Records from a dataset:
* * * *
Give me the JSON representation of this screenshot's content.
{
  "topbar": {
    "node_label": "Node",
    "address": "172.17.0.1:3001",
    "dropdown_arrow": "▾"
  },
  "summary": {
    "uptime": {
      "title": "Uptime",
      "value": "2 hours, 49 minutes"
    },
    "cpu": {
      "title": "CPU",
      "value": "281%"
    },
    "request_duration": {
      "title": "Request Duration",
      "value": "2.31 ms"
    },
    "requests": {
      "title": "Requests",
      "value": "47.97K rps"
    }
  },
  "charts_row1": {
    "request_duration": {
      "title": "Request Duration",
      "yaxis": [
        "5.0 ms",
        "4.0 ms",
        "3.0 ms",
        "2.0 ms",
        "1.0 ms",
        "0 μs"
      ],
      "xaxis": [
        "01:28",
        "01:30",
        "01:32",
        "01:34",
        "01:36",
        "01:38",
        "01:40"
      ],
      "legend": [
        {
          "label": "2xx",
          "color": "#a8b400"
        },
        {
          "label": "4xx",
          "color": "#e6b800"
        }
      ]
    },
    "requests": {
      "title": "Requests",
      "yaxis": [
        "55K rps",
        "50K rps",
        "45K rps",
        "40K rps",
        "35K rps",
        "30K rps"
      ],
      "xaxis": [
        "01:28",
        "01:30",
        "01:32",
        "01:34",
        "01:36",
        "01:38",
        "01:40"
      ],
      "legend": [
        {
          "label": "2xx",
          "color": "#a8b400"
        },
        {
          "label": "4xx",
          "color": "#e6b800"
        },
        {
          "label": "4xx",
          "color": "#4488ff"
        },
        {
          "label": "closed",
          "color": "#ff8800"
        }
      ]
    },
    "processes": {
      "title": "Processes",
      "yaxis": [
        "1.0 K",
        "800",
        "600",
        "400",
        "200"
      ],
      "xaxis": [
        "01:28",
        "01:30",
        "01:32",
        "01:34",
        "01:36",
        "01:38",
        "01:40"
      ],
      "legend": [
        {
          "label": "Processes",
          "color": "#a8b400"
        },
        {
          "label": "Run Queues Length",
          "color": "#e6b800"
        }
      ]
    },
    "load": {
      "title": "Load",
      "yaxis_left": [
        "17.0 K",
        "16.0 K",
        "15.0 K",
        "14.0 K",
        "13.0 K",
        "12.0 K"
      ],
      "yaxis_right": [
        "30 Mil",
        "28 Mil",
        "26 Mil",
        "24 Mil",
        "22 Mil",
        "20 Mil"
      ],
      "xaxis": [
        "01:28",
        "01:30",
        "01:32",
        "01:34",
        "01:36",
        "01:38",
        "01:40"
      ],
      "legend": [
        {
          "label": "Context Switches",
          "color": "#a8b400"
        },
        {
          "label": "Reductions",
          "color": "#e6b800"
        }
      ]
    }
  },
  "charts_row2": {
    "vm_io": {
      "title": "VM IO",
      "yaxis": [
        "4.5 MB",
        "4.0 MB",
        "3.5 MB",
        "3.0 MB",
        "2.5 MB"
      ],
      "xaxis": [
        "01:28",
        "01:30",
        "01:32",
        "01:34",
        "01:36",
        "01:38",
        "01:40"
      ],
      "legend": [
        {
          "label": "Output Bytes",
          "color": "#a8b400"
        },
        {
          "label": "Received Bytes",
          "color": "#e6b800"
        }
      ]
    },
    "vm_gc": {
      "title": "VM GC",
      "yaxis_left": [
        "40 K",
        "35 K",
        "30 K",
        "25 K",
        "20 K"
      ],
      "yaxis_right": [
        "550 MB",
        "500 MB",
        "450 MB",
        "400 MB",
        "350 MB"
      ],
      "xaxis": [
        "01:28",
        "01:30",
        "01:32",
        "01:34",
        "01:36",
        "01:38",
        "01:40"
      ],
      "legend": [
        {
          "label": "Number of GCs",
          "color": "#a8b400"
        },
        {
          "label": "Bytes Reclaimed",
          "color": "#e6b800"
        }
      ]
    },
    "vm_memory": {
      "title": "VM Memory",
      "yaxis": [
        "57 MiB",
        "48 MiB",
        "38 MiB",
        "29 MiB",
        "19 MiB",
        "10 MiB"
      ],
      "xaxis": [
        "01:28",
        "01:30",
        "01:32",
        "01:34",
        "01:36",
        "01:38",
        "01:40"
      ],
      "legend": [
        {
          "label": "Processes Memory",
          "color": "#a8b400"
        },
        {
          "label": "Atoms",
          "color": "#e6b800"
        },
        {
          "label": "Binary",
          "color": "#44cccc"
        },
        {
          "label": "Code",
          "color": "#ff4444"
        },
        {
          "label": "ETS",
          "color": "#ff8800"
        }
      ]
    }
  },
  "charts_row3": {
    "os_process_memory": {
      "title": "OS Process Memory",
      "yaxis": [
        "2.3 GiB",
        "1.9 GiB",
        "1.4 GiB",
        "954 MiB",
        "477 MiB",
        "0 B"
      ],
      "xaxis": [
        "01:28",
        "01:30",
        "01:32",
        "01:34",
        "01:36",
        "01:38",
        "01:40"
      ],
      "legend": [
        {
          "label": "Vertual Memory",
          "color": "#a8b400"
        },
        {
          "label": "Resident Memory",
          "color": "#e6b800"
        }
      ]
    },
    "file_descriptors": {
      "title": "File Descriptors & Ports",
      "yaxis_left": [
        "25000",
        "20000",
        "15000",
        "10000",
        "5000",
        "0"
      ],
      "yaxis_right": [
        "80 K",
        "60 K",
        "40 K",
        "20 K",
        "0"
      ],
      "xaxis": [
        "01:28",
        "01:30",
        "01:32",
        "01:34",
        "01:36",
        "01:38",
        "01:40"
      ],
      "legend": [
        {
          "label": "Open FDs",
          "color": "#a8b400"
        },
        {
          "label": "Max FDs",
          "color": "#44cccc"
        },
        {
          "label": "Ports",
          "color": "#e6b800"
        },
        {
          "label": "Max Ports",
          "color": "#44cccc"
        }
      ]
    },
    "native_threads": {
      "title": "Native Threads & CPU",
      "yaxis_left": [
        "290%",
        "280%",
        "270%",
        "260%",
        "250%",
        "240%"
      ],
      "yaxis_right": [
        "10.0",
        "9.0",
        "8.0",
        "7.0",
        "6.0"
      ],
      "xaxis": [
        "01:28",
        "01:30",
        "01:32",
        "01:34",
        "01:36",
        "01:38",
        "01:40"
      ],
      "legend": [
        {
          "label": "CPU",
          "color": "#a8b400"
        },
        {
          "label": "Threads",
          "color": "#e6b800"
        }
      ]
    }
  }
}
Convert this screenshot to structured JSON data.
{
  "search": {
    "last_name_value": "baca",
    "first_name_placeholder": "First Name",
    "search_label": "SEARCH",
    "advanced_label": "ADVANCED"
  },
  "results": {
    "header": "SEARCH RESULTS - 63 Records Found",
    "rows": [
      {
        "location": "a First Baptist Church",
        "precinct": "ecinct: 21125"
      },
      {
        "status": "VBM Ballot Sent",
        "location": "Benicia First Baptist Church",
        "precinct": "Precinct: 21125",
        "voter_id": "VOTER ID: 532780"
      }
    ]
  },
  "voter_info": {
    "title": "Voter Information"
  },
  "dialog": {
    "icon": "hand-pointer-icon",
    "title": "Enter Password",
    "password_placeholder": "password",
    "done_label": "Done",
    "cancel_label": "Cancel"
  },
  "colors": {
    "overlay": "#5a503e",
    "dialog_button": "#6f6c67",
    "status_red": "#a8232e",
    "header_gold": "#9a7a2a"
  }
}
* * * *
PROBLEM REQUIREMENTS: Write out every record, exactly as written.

RESULT:
Give me the JSON representation of this screenshot's content.
{
  "topbar": {
    "node_label": "Node",
    "address": "172.17.0.1:3001",
    "dropdown_arrow": "▾"
  },
  "summary": {
    "uptime": {
      "title": "Uptime",
      "value": "2 hours, 49 minutes"
    },
    "cpu": {
      "title": "CPU",
      "value": "281%"
    },
    "request_duration": {
      "title": "Request Duration",
      "value": "2.31 ms"
    },
    "requests": {
      "title": "Requests",
      "value": "47.97K rps"
    }
  },
  "charts_row1": {
    "request_duration": {
      "title": "Request Duration",
      "yaxis": [
        "5.0 ms",
        "4.0 ms",
        "3.0 ms",
        "2.0 ms",
        "1.0 ms",
        "0 μs"
      ],
      "xaxis": [
        "01:28",
        "01:30",
        "01:32",
        "01:34",
        "01:36",
        "01:38",
        "01:40"
      ],
      "legend": [
        {
          "label": "2xx",
          "color": "#a8b400"
        },
        {
          "label": "4xx",
          "color": "#e6b800"
        }
      ]
    },
    "requests": {
      "title": "Requests",
      "yaxis": [
        "55K rps",
        "50K rps",
        "45K rps",
        "40K rps",
        "35K rps",
        "30K rps"
      ],
      "xaxis": [
        "01:28",
        "01:30",
        "01:32",
        "01:34",
        "01:36",
        "01:38",
        "01:40"
      ],
      "legend": [
        {
          "label": "2xx",
          "color": "#a8b400"
        },
        {
          "label": "4xx",
          "color": "#e6b800"
        },
        {
          "label": "4xx",
          "color": "#4488ff"
        },
        {
          "label": "closed",
          "color": "#ff8800"
        }
      ]
    },
    "processes": {
      "title": "Processes",
      "yaxis": [
        "1.0 K",
        "800",
        "600",
        "400",
        "200"
      ],
      "xaxis": [
        "01:28",
        "01:30",
        "01:32",
        "01:34",
        "01:36",
        "01:38",
        "01:40"
      ],
      "legend": [
        {
          "label": "Processes",
          "color": "#a8b400"
        },
        {
          "label": "Run Queues Length",
          "color": "#e6b800"
        }
      ]
    },
    "load": {
      "title": "Load",
      "yaxis_left": [
        "17.0 K",
        "16.0 K",
        "15.0 K",
        "14.0 K",
        "13.0 K",
        "12.0 K"
      ],
      "yaxis_right": [
        "30 Mil",
        "28 Mil",
        "26 Mil",
        "24 Mil",
        "22 Mil",
        "20 Mil"
      ],
      "xaxis": [
        "01:28",
        "01:30",
        "01:32",
        "01:34",
        "01:36",
        "01:38",
        "01:40"
      ],
      "legend": [
        {
          "label": "Context Switches",
          "color": "#a8b400"
        },
        {
          "label": "Reductions",
          "color": "#e6b800"
        }
      ]
    }
  },
  "charts_row2": {
    "vm_io": {
      "title": "VM IO",
      "yaxis": [
        "4.5 MB",
        "4.0 MB",
        "3.5 MB",
        "3.0 MB",
        "2.5 MB"
      ],
      "xaxis": [
        "01:28",
        "01:30",
        "01:32",
        "01:34",
        "01:36",
        "01:38",
        "01:40"
      ],
      "legend": [
        {
          "label": "Output Bytes",
          "color": "#a8b400"
        },
        {
          "label": "Received Bytes",
          "color": "#e6b800"
        }
      ]
    },
    "vm_gc": {
      "title": "VM GC",
      "yaxis_left": [
        "40 K",
        "35 K",
        "30 K",
        "25 K",
        "20 K"
      ],
      "yaxis_right": [
        "550 MB",
        "500 MB",
        "450 MB",
        "400 MB",
        "350 MB"
      ],
      "xaxis": [
        "01:28",
        "01:30",
        "01:32",
        "01:34",
        "01:36",
        "01:38",
        "01:40"
      ],
      "legend": [
        {
          "label": "Number of GCs",
          "color": "#a8b400"
        },
        {
          "label": "Bytes Reclaimed",
          "color": "#e6b800"
        }
      ]
    },
    "vm_memory": {
      "title": "VM Memory",
      "yaxis": [
        "57 MiB",
        "48 MiB",
        "38 MiB",
        "29 MiB",
        "19 MiB",
        "10 MiB"
      ],
      "xaxis": [
        "01:28",
        "01:30",
        "01:32",
        "01:34",
        "01:36",
        "01:38",
        "01:40"
      ],
      "legend": [
        {
          "label": "Processes Memory",
          "color": "#a8b400"
        },
        {
          "label": "Atoms",
          "color": "#e6b800"
        },
        {
          "label": "Binary",
          "color": "#44cccc"
        },
        {
          "label": "Code",
          "color": "#ff4444"
        },
        {
          "label": "ETS",
          "color": "#ff8800"
        }
      ]
    }
  },
  "charts_row3": {
    "os_process_memory": {
      "title": "OS Process Memory",
      "yaxis": [
        "2.3 GiB",
        "1.9 GiB",
        "1.4 GiB",
        "954 MiB",
        "477 MiB",
        "0 B"
      ],
      "xaxis": [
        "01:28",
        "01:30",
        "01:32",
        "01:34",
        "01:36",
        "01:38",
        "01:40"
      ],
      "legend": [
        {
          "label": "Vertual Memory",
          "color": "#a8b400"
        },
        {
          "label": "Resident Memory",
          "color": "#e6b800"
        }
      ]
    },
    "file_descriptors": {
      "title": "File Descriptors & Ports",
      "yaxis_left": [
        "25000",
        "20000",
        "15000",
        "10000",
        "5000",
        "0"
      ],
      "yaxis_right": [
        "80 K",
        "60 K",
        "40 K",
        "20 K",
        "0"
      ],
      "xaxis": [
        "01:28",
        "01:30",
        "01:32",
        "01:34",
        "01:36",
        "01:38",
        "01:40"
      ],
      "legend": [
        {
          "label": "Open FDs",
          "color": "#a8b400"
        },
        {
          "label": "Max FDs",
          "color": "#44cccc"
        },
        {
          "label": "Ports",
          "color": "#e6b800"
        },
        {
          "label": "Max Ports",
          "color": "#44cccc"
        }
      ]
    },
    "native_threads": {
      "title": "Native Threads & CPU",
      "yaxis_left": [
        "290%",
        "280%",
        "270%",
        "260%",
        "250%",
        "240%"
      ],
      "yaxis_right": [
        "10.0",
        "9.0",
        "8.0",
        "7.0",
        "6.0"
      ],
      "xaxis": [
        "01:28",
        "01:30",
        "01:32",
        "01:34",
        "01:36",
        "01:38",
        "01:40"
      ],
      "legend": [
        {
          "label": "CPU",
          "color": "#a8b400"
        },
        {
          "label": "Threads",
          "color": "#e6b800"
        }
      ]
    }
  }
}
Convert this screenshot to structured JSON data.
{
  "search": {
    "last_name_value": "baca",
    "first_name_placeholder": "First Name",
    "search_label": "SEARCH",
    "advanced_label": "ADVANCED"
  },
  "results": {
    "header": "SEARCH RESULTS - 63 Records Found",
    "rows": [
      {
        "location": "a First Baptist Church",
        "precinct": "ecinct: 21125"
      },
      {
        "status": "VBM Ballot Sent",
        "location": "Benicia First Baptist Church",
        "precinct": "Precinct: 21125",
        "voter_id": "VOTER ID: 532780"
      }
    ]
  },
  "voter_info": {
    "title": "Voter Information"
  },
  "dialog": {
    "icon": "hand-pointer-icon",
    "title": "Enter Password",
    "password_placeholder": "password",
    "done_label": "Done",
    "cancel_label": "Cancel"
  },
  "colors": {
    "overlay": "#5a503e",
    "dialog_button": "#6f6c67",
    "status_red": "#a8232e",
    "header_gold": "#9a7a2a"
  }
}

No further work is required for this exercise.